About five months ago, after the stock market started to correct last fall, I suggested in a blog post the weakness might be due to the fact that it was increasingly looking like there might be an earnings recession on the horizon. Stocks rallied from that point but breadth continued to deteriorate, insider selling surged and the monetary tailwind began to abate.
This article was written by Jesse Felder and originally published by The Felder Report.
At the same time, interest rates, oil prices and the dollar have all continued their individual uptrends, putting even greater pressure on both end demand for products and services and the profit margins corporations can earn on them. As such, the probability of an earnings recession, possibly a very significant one, has only grown over the past few months. Small businesses are already signaling as much.

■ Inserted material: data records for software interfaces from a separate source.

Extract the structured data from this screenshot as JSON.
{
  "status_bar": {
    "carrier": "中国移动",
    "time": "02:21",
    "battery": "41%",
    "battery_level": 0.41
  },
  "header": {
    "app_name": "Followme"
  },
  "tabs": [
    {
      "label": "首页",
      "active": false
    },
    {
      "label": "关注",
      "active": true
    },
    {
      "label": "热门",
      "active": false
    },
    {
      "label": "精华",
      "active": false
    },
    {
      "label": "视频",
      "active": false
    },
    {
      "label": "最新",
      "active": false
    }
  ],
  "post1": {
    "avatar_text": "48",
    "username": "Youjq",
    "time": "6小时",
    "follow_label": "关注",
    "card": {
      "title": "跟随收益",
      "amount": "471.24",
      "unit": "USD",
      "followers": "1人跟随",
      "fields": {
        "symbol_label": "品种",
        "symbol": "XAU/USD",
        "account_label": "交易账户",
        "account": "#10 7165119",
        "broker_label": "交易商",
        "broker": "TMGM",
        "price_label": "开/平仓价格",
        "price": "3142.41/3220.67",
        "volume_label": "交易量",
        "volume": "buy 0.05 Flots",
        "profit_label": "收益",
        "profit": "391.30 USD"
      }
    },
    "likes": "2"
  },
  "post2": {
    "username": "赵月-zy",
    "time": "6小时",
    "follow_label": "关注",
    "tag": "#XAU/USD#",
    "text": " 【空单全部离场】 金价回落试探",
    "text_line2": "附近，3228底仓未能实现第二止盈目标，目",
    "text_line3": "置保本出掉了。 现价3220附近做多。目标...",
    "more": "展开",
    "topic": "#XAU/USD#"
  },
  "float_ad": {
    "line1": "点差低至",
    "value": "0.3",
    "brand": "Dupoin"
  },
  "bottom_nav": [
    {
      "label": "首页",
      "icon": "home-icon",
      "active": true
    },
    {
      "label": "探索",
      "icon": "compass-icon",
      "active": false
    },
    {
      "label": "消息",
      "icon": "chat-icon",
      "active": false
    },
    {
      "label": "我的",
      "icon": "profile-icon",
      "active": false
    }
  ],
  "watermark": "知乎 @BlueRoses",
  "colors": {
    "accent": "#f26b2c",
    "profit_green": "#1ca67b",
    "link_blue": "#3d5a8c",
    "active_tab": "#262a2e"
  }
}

In fact, the relative performance of small cap stocks points to more than just an earnings recession. Due to the rapid rise in oil prices and the dramatic fall in consumer sentiment, the probability of an economic recession is beginning to grow. And if that’s the case, then equity market valuations may have only begun to normalize, especially if the Fed is now going to be forced into tightening into a downturn.